Applications that have unique addresses for users to reach them are the most important devices that require unique addressing as they receive the greatest number of requests from individual devices, like computers, cell phones, and tablets. In today’s hyperconnected world, one application very likely talks to many, many other applications and databases. That means that every one of those has an increased exposure and need for unique addressing. The problem grows exponentially in a big hurry. As well, if said applications require exposure to the “public” Internet in addition to the “private” network, unique addressing is absolutely mandatory.
Not surprisingly, simply changing the IP addresses of thousands or millions of devices in a large network is not easily accomplished. Careful planning, in many phases, is required to re-address a network while minimizing the downtime that users or subscribers feel. But, once achieved, all devices in the network, and indeed possibly the world, that can reach applications and other devices through native routing from unique IP address to unique IP address will increase the effectiveness and economy of IP communications and greatly reduce the amount of network engineering upkeep required to allow two newly-merged networks to communicate together.
Patrick Hunter — “Hunter”
IT Enterprise Network and Telecom,

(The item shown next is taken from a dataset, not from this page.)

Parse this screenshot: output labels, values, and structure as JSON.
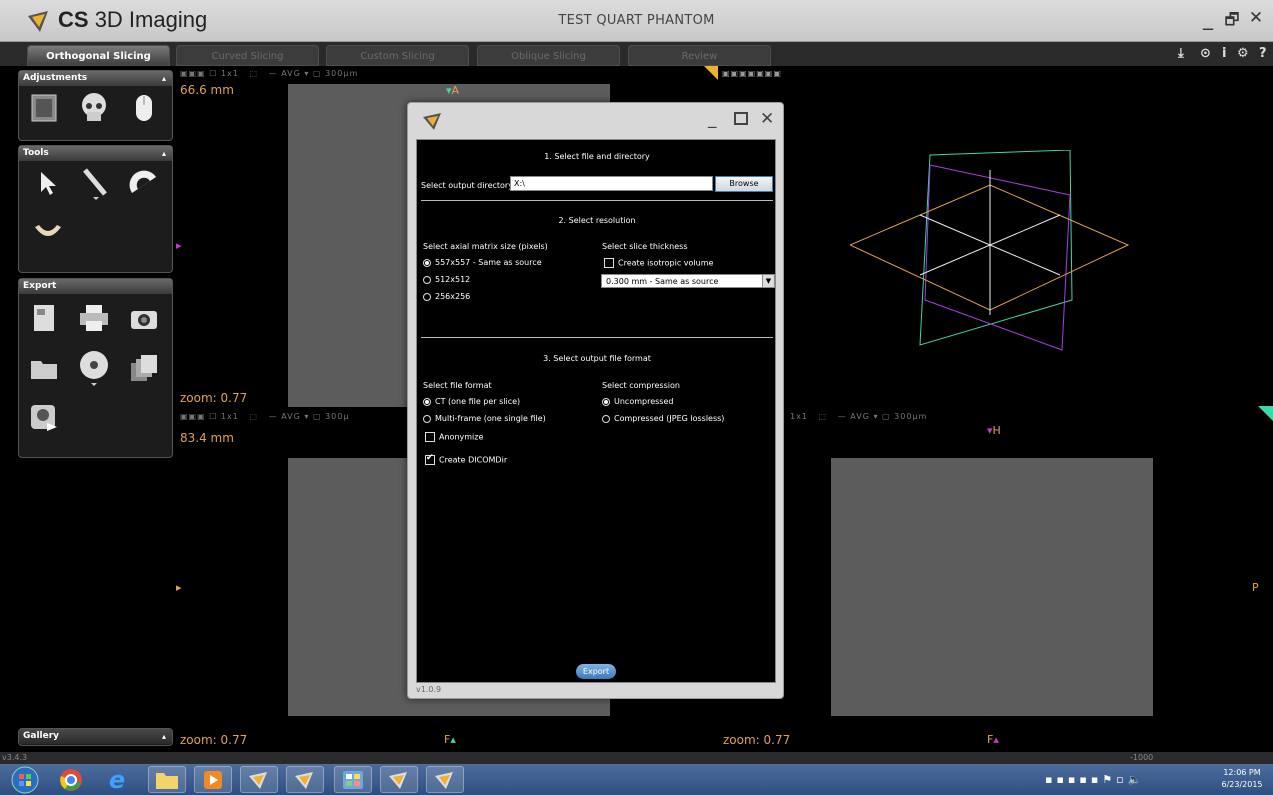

Hunter has been employed with Charter since 2000 and has held numerous positions, from Installer, System Technician, Technical Operations management, Sales Engineer, and Network Engineer. His responsibilities include providing IP connectivity and network security to all users in Charter’s approximately 1,000 facilities, including executive and regional offices, technical centers, call centers, headends, hubsites, and data centers. Mr. Hunter has served on the Gateway Chapter Board of Directors since 2005. He spends his spare time mentoring, teaching, and speaking on IP and Ethernet networks as well as careers in the network field.